2. IT’S ABOUT REGULATING ACCESS TO THE INTERNET

Fundamentally, net neutrality is the principle that Internet Service Providers (ISPs) should not be allowed to prioritize one kind of data traffic over another. This also means they cannot block services purely for business reasons.

To give a simple example, let’s say your ISP also sells cable TV service. That ISP might want to slow down your internet access to competing online TV services (or make you pay extra if you want smooth access to them). Net neutrality means that the ISP can’t limit your access to online services. Specifically, it means the FCC, which regulates the ISPs, can write rules to prevent ISPs from preferring certain services—and the FCC did just that in 2015.

Proponents often talk about net neutrality as a “level playing field” for online services to compete. This leaves ISPs in a position where they are providing a commodity service—access to the internet under specific FCC regulations—and that is not always a lucrative business to be in.

3. INTERNET PROVIDERS GENERALLY OPPOSE NET NEUTRALITY

In 2014 and 2015, there was a major discussion of net neutrality that led to new FCC rules enforcing net neutrality. These rules were opposed by companies including AT&T, Comcast, Time Warner Cable, and Verizon. The whole thing came about because Verizon sued the FCC over a previous set of rules and ended up, years later, being governed by even stricter regulations.

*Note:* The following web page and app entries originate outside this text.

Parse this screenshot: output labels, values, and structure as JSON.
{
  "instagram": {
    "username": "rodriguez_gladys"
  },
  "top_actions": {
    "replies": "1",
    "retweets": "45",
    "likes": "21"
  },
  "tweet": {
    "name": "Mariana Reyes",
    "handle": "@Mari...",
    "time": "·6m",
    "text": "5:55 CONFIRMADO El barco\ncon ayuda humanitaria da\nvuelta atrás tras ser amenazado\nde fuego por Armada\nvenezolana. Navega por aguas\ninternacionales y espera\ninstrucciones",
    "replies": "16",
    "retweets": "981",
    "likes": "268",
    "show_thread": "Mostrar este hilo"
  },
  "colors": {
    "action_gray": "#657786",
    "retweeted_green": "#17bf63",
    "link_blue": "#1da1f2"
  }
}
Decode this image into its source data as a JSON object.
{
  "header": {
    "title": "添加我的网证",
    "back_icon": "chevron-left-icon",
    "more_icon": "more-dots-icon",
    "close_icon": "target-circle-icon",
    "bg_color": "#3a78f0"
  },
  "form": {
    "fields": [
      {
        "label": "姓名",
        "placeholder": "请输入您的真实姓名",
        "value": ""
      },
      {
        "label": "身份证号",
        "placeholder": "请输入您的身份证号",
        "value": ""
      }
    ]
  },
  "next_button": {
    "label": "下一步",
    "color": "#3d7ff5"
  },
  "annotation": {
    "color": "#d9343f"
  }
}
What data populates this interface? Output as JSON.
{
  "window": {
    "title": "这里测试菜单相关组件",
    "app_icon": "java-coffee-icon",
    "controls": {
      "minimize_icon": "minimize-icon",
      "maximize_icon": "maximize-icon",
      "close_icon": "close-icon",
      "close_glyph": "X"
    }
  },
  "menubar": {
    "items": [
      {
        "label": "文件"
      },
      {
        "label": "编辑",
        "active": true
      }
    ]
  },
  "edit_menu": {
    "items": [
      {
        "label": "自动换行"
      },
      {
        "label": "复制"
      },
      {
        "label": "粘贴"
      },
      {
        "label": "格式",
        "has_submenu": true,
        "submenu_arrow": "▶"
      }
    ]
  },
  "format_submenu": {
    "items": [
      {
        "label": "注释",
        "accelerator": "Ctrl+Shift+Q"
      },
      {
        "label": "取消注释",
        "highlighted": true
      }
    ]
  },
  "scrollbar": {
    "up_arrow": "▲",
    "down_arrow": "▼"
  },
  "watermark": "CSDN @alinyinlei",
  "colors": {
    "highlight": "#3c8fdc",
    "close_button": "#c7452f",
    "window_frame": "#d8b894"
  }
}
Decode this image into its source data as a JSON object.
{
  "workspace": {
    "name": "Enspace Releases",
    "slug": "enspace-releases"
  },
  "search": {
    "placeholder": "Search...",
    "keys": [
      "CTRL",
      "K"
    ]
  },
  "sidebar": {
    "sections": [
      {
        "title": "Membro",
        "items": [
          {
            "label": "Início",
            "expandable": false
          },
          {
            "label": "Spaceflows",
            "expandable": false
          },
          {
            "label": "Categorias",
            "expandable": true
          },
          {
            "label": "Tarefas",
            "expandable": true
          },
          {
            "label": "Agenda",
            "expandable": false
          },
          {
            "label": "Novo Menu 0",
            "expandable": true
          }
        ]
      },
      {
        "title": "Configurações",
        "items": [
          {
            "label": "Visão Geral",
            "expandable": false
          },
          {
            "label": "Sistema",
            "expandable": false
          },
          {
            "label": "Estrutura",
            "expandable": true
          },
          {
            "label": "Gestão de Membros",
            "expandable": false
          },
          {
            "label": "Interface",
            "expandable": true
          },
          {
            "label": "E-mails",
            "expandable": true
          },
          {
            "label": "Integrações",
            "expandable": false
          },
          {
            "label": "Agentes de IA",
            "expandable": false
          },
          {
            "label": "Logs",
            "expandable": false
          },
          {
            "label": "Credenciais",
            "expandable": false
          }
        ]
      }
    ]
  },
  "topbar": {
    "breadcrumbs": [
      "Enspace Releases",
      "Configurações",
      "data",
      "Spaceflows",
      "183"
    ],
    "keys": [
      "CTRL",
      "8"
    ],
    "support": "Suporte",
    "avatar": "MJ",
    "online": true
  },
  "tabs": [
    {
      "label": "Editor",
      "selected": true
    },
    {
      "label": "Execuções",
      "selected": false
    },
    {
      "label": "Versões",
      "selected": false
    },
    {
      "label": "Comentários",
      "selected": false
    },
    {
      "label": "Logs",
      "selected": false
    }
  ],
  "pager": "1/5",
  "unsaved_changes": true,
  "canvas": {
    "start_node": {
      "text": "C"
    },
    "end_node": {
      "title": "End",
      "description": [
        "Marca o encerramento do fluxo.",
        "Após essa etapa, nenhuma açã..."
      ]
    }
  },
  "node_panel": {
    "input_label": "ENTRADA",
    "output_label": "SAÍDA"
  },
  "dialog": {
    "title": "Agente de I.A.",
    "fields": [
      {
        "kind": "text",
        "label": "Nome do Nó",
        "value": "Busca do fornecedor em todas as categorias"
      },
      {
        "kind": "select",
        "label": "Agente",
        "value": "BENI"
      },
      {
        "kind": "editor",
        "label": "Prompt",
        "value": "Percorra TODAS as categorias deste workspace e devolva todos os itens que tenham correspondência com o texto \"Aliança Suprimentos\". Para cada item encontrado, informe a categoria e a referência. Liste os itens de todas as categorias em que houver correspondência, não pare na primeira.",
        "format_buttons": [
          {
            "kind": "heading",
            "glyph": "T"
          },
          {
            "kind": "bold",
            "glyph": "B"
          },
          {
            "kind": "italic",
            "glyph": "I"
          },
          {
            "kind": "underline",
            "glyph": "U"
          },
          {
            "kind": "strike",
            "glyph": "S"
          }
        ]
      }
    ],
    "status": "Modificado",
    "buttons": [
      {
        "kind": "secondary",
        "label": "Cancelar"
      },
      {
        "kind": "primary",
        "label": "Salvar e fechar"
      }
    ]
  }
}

The opposing companies see net neutrality as unnecessary and burdensome regulation that will…